**Entries provided:**
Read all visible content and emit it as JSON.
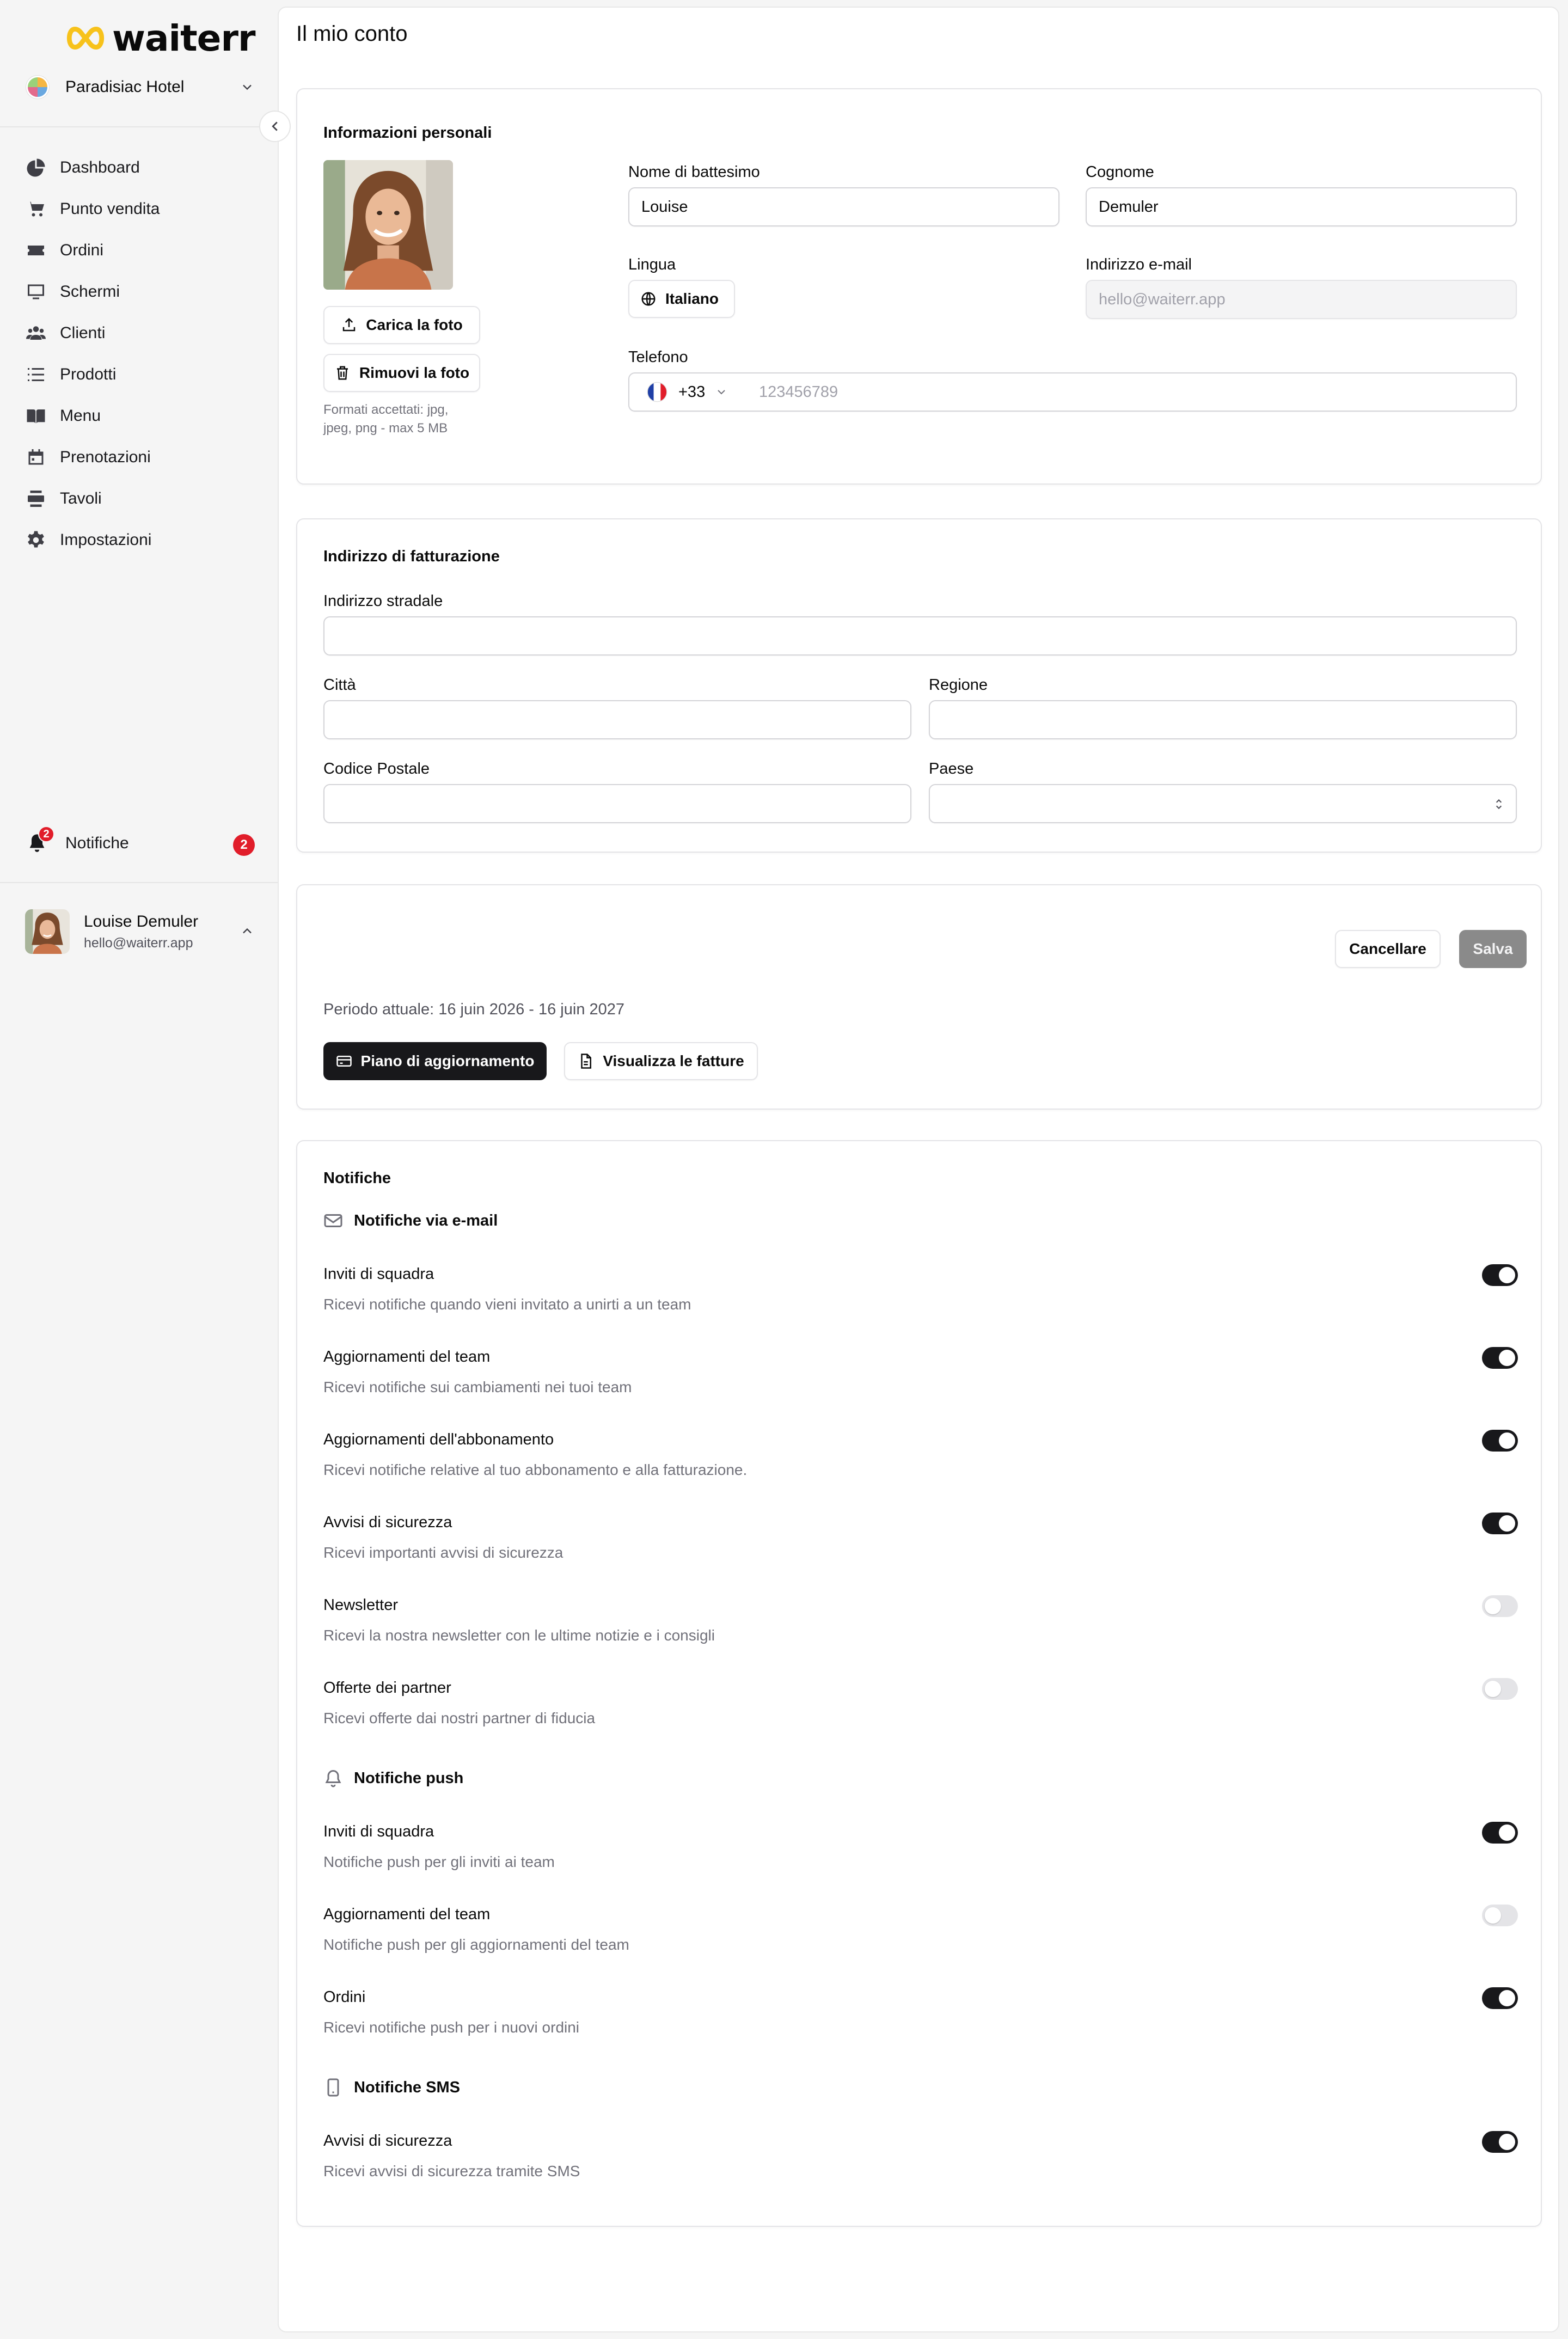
{
  "brand": {
    "name": "waiterr"
  },
  "workspace": {
    "name": "Paradisiac Hotel"
  },
  "nav": {
    "items": [
      {
        "label": "Dashboard",
        "icon": "pie-chart-icon"
      },
      {
        "label": "Punto vendita",
        "icon": "cart-icon"
      },
      {
        "label": "Ordini",
        "icon": "ticket-icon"
      },
      {
        "label": "Schermi",
        "icon": "monitor-icon"
      },
      {
        "label": "Clienti",
        "icon": "users-icon"
      },
      {
        "label": "Prodotti",
        "icon": "list-icon"
      },
      {
        "label": "Menu",
        "icon": "book-icon"
      },
      {
        "label": "Prenotazioni",
        "icon": "calendar-icon"
      },
      {
        "label": "Tavoli",
        "icon": "table-icon"
      },
      {
        "label": "Impostazioni",
        "icon": "gear-icon"
      }
    ],
    "notifications": {
      "label": "Notifiche",
      "badge": "2",
      "count": "2"
    }
  },
  "user": {
    "name": "Louise Demuler",
    "email": "hello@waiterr.app"
  },
  "page": {
    "title": "Il mio conto"
  },
  "personal": {
    "title": "Informazioni personali",
    "upload_label": "Carica la foto",
    "remove_label": "Rimuovi la foto",
    "formats_hint": "Formati accettati: jpg, jpeg, png - max 5 MB",
    "first_name_label": "Nome di battesimo",
    "first_name_value": "Louise",
    "last_name_label": "Cognome",
    "last_name_value": "Demuler",
    "language_label": "Lingua",
    "language_value": "Italiano",
    "email_label": "Indirizzo e-mail",
    "email_placeholder": "hello@waiterr.app",
    "phone_label": "Telefono",
    "phone_code": "+33",
    "phone_placeholder": "123456789"
  },
  "billing": {
    "title": "Indirizzo di fatturazione",
    "street_label": "Indirizzo stradale",
    "city_label": "Città",
    "region_label": "Regione",
    "postal_label": "Codice Postale",
    "country_label": "Paese"
  },
  "subscription": {
    "cancel_label": "Cancellare",
    "save_label": "Salva",
    "period": "Periodo attuale: 16 juin 2026 - 16 juin 2027",
    "upgrade_label": "Piano di aggiornamento",
    "invoices_label": "Visualizza le fatture"
  },
  "notifications": {
    "title": "Notifiche",
    "email_section": "Notifiche via e-mail",
    "push_section": "Notifiche push",
    "sms_section": "Notifiche SMS",
    "email_items": [
      {
        "title": "Inviti di squadra",
        "desc": "Ricevi notifiche quando vieni invitato a unirti a un team",
        "enabled": true
      },
      {
        "title": "Aggiornamenti del team",
        "desc": "Ricevi notifiche sui cambiamenti nei tuoi team",
        "enabled": true
      },
      {
        "title": "Aggiornamenti dell'abbonamento",
        "desc": "Ricevi notifiche relative al tuo abbonamento e alla fatturazione.",
        "enabled": true
      },
      {
        "title": "Avvisi di sicurezza",
        "desc": "Ricevi importanti avvisi di sicurezza",
        "enabled": true
      },
      {
        "title": "Newsletter",
        "desc": "Ricevi la nostra newsletter con le ultime notizie e i consigli",
        "enabled": false
      },
      {
        "title": "Offerte dei partner",
        "desc": "Ricevi offerte dai nostri partner di fiducia",
        "enabled": false
      }
    ],
    "push_items": [
      {
        "title": "Inviti di squadra",
        "desc": "Notifiche push per gli inviti ai team",
        "enabled": true
      },
      {
        "title": "Aggiornamenti del team",
        "desc": "Notifiche push per gli aggiornamenti del team",
        "enabled": false
      },
      {
        "title": "Ordini",
        "desc": "Ricevi notifiche push per i nuovi ordini",
        "enabled": true
      }
    ],
    "sms_items": [
      {
        "title": "Avvisi di sicurezza",
        "desc": "Ricevi avvisi di sicurezza tramite SMS",
        "enabled": true
      }
    ]
  }
}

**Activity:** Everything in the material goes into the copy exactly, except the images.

**Answer for the task:**
Read all visible content and emit it as JSON.
{
  "brand": {
    "name": "waiterr"
  },
  "workspace": {
    "name": "Paradisiac Hotel"
  },
  "nav": {
    "items": [
      {
        "label": "Dashboard",
        "icon": "pie-chart-icon"
      },
      {
        "label": "Punto vendita",
        "icon": "cart-icon"
      },
      {
        "label": "Ordini",
        "icon": "ticket-icon"
      },
      {
        "label": "Schermi",
        "icon": "monitor-icon"
      },
      {
        "label": "Clienti",
        "icon": "users-icon"
      },
      {
        "label": "Prodotti",
        "icon": "list-icon"
      },
      {
        "label": "Menu",
        "icon": "book-icon"
      },
      {
        "label": "Prenotazioni",
        "icon": "calendar-icon"
      },
      {
        "label": "Tavoli",
        "icon": "table-icon"
      },
      {
        "label": "Impostazioni",
        "icon": "gear-icon"
      }
    ],
    "notifications": {
      "label": "Notifiche",
      "badge": "2",
      "count": "2"
    }
  },
  "user": {
    "name": "Louise Demuler",
    "email": "hello@waiterr.app"
  },
  "page": {
    "title": "Il mio conto"
  },
  "personal": {
    "title": "Informazioni personali",
    "upload_label": "Carica la foto",
    "remove_label": "Rimuovi la foto",
    "formats_hint": "Formati accettati: jpg, jpeg, png - max 5 MB",
    "first_name_label": "Nome di battesimo",
    "first_name_value": "Louise",
    "last_name_label": "Cognome",
    "last_name_value": "Demuler",
    "language_label": "Lingua",
    "language_value": "Italiano",
    "email_label": "Indirizzo e-mail",
    "email_placeholder": "hello@waiterr.app",
    "phone_label": "Telefono",
    "phone_code": "+33",
    "phone_placeholder": "123456789"
  },
  "billing": {
    "title": "Indirizzo di fatturazione",
    "street_label": "Indirizzo stradale",
    "city_label": "Città",
    "region_label": "Regione",
    "postal_label": "Codice Postale",
    "country_label": "Paese"
  },
  "subscription": {
    "cancel_label": "Cancellare",
    "save_label": "Salva",
    "period": "Periodo attuale: 16 juin 2026 - 16 juin 2027",
    "upgrade_label": "Piano di aggiornamento",
    "invoices_label": "Visualizza le fatture"
  },
  "notifications": {
    "title": "Notifiche",
    "email_section": "Notifiche via e-mail",
    "push_section": "Notifiche push",
    "sms_section": "Notifiche SMS",
    "email_items": [
      {
        "title": "Inviti di squadra",
        "desc": "Ricevi notifiche quando vieni invitato a unirti a un team",
        "enabled": true
      },
      {
        "title": "Aggiornamenti del team",
        "desc": "Ricevi notifiche sui cambiamenti nei tuoi team",
        "enabled": true
      },
      {
        "title": "Aggiornamenti dell'abbonamento",
        "desc": "Ricevi notifiche relative al tuo abbonamento e alla fatturazione.",
        "enabled": true
      },
      {
        "title": "Avvisi di sicurezza",
        "desc": "Ricevi importanti avvisi di sicurezza",
        "enabled": true
      },
      {
        "title": "Newsletter",
        "desc": "Ricevi la nostra newsletter con le ultime notizie e i consigli",
        "enabled": false
      },
      {
        "title": "Offerte dei partner",
        "desc": "Ricevi offerte dai nostri partner di fiducia",
        "enabled": false
      }
    ],
    "push_items": [
      {
        "title": "Inviti di squadra",
        "desc": "Notifiche push per gli inviti ai team",
        "enabled": true
      },
      {
        "title": "Aggiornamenti del team",
        "desc": "Notifiche push per gli aggiornamenti del team",
        "enabled": false
      },
      {
        "title": "Ordini",
        "desc": "Ricevi notifiche push per i nuovi ordini",
        "enabled": true
      }
    ],
    "sms_items": [
      {
        "title": "Avvisi di sicurezza",
        "desc": "Ricevi avvisi di sicurezza tramite SMS",
        "enabled": true
      }
    ]
  }
}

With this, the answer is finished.